--- What to do ---
Produce a word-for-word copy of the data that follows, excluding images.

Top of Data for analysis

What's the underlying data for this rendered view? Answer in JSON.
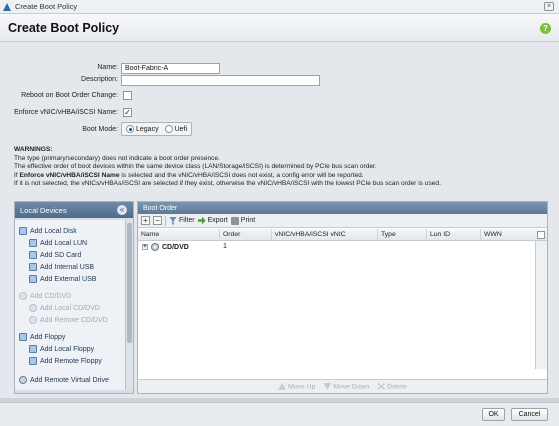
{
  "window": {
    "title": "Create Boot Policy",
    "close_glyph": "×"
  },
  "header": {
    "title": "Create Boot Policy",
    "help_glyph": "?"
  },
  "form": {
    "name_label": "Name:",
    "name_value": "Boot-Fabric-A",
    "description_label": "Description:",
    "description_value": "",
    "reboot_label": "Reboot on Boot Order Change:",
    "reboot_checked": false,
    "enforce_label": "Enforce vNIC/vHBA/iSCSI Name:",
    "enforce_checked": true,
    "check_glyph": "✓",
    "boot_mode_label": "Boot Mode:",
    "boot_mode_options": [
      "Legacy",
      "Uefi"
    ],
    "boot_mode_selected": "Legacy"
  },
  "warnings": {
    "title": "WARNINGS:",
    "line1": "The type (primary/secondary) does not indicate a boot order presence.",
    "line2": "The effective order of boot devices within the same device class (LAN/Storage/iSCSI) is determined by PCIe bus scan order.",
    "line3_prefix": "If ",
    "line3_bold": "Enforce vNIC/vHBA/iSCSI Name",
    "line3_suffix": " is selected and the vNIC/vHBA/iSCSI does not exist, a config error will be reported.",
    "line4": "If it is not selected, the vNICs/vHBAs/iSCSI are selected if they exist, otherwise the vNIC/vHBA/iSCSI with the lowest PCIe bus scan order is used."
  },
  "local_devices": {
    "title": "Local Devices",
    "collapse_glyph": "«",
    "items": [
      {
        "label": "Add Local Disk",
        "level": 0,
        "enabled": true,
        "icon": "disk-icon"
      },
      {
        "label": "Add Local LUN",
        "level": 1,
        "enabled": true,
        "icon": "lun-icon"
      },
      {
        "label": "Add SD Card",
        "level": 1,
        "enabled": true,
        "icon": "sd-card-icon"
      },
      {
        "label": "Add Internal USB",
        "level": 1,
        "enabled": true,
        "icon": "usb-icon"
      },
      {
        "label": "Add External USB",
        "level": 1,
        "enabled": true,
        "icon": "usb-icon"
      },
      {
        "label": "Add CD/DVD",
        "level": 0,
        "enabled": false,
        "icon": "cd-icon"
      },
      {
        "label": "Add Local CD/DVD",
        "level": 1,
        "enabled": false,
        "icon": "cd-icon"
      },
      {
        "label": "Add Remote CD/DVD",
        "level": 1,
        "enabled": false,
        "icon": "cd-icon"
      },
      {
        "label": "Add Floppy",
        "level": 0,
        "enabled": true,
        "icon": "floppy-icon"
      },
      {
        "label": "Add Local Floppy",
        "level": 1,
        "enabled": true,
        "icon": "floppy-icon"
      },
      {
        "label": "Add Remote Floppy",
        "level": 1,
        "enabled": true,
        "icon": "floppy-icon"
      },
      {
        "label": "Add Remote Virtual Drive",
        "level": 0,
        "enabled": true,
        "icon": "virtual-drive-icon"
      }
    ]
  },
  "boot_order": {
    "title": "Boot Order",
    "toolbar": {
      "add_glyph": "+",
      "remove_glyph": "−",
      "filter": "Filter",
      "export": "Export",
      "print": "Print"
    },
    "columns": [
      "Name",
      "Order",
      "vNIC/vHBA/iSCSI vNIC",
      "Type",
      "Lun ID",
      "WWN"
    ],
    "rows": [
      {
        "expander": "+",
        "name": "CD/DVD",
        "order": "1",
        "vnic": "",
        "type": "",
        "lun": "",
        "wwn": ""
      }
    ],
    "actions": {
      "move_up": "Move Up",
      "move_down": "Move Down",
      "delete": "Delete"
    }
  },
  "footer": {
    "ok": "OK",
    "cancel": "Cancel"
  }
}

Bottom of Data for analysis

--- Task answer ---
What's the underlying data for this rendered view? Answer in JSON.
{
  "window": {
    "title": "Create Boot Policy",
    "close_glyph": "×"
  },
  "header": {
    "title": "Create Boot Policy",
    "help_glyph": "?"
  },
  "form": {
    "name_label": "Name:",
    "name_value": "Boot-Fabric-A",
    "description_label": "Description:",
    "description_value": "",
    "reboot_label": "Reboot on Boot Order Change:",
    "reboot_checked": false,
    "enforce_label": "Enforce vNIC/vHBA/iSCSI Name:",
    "enforce_checked": true,
    "check_glyph": "✓",
    "boot_mode_label": "Boot Mode:",
    "boot_mode_options": [
      "Legacy",
      "Uefi"
    ],
    "boot_mode_selected": "Legacy"
  },
  "warnings": {
    "title": "WARNINGS:",
    "line1": "The type (primary/secondary) does not indicate a boot order presence.",
    "line2": "The effective order of boot devices within the same device class (LAN/Storage/iSCSI) is determined by PCIe bus scan order.",
    "line3_prefix": "If ",
    "line3_bold": "Enforce vNIC/vHBA/iSCSI Name",
    "line3_suffix": " is selected and the vNIC/vHBA/iSCSI does not exist, a config error will be reported.",
    "line4": "If it is not selected, the vNICs/vHBAs/iSCSI are selected if they exist, otherwise the vNIC/vHBA/iSCSI with the lowest PCIe bus scan order is used."
  },
  "local_devices": {
    "title": "Local Devices",
    "collapse_glyph": "«",
    "items": [
      {
        "label": "Add Local Disk",
        "level": 0,
        "enabled": true,
        "icon": "disk-icon"
      },
      {
        "label": "Add Local LUN",
        "level": 1,
        "enabled": true,
        "icon": "lun-icon"
      },
      {
        "label": "Add SD Card",
        "level": 1,
        "enabled": true,
        "icon": "sd-card-icon"
      },
      {
        "label": "Add Internal USB",
        "level": 1,
        "enabled": true,
        "icon": "usb-icon"
      },
      {
        "label": "Add External USB",
        "level": 1,
        "enabled": true,
        "icon": "usb-icon"
      },
      {
        "label": "Add CD/DVD",
        "level": 0,
        "enabled": false,
        "icon": "cd-icon"
      },
      {
        "label": "Add Local CD/DVD",
        "level": 1,
        "enabled": false,
        "icon": "cd-icon"
      },
      {
        "label": "Add Remote CD/DVD",
        "level": 1,
        "enabled": false,
        "icon": "cd-icon"
      },
      {
        "label": "Add Floppy",
        "level": 0,
        "enabled": true,
        "icon": "floppy-icon"
      },
      {
        "label": "Add Local Floppy",
        "level": 1,
        "enabled": true,
        "icon": "floppy-icon"
      },
      {
        "label": "Add Remote Floppy",
        "level": 1,
        "enabled": true,
        "icon": "floppy-icon"
      },
      {
        "label": "Add Remote Virtual Drive",
        "level": 0,
        "enabled": true,
        "icon": "virtual-drive-icon"
      }
    ]
  },
  "boot_order": {
    "title": "Boot Order",
    "toolbar": {
      "add_glyph": "+",
      "remove_glyph": "−",
      "filter": "Filter",
      "export": "Export",
      "print": "Print"
    },
    "columns": [
      "Name",
      "Order",
      "vNIC/vHBA/iSCSI vNIC",
      "Type",
      "Lun ID",
      "WWN"
    ],
    "rows": [
      {
        "expander": "+",
        "name": "CD/DVD",
        "order": "1",
        "vnic": "",
        "type": "",
        "lun": "",
        "wwn": ""
      }
    ],
    "actions": {
      "move_up": "Move Up",
      "move_down": "Move Down",
      "delete": "Delete"
    }
  },
  "footer": {
    "ok": "OK",
    "cancel": "Cancel"
  }
}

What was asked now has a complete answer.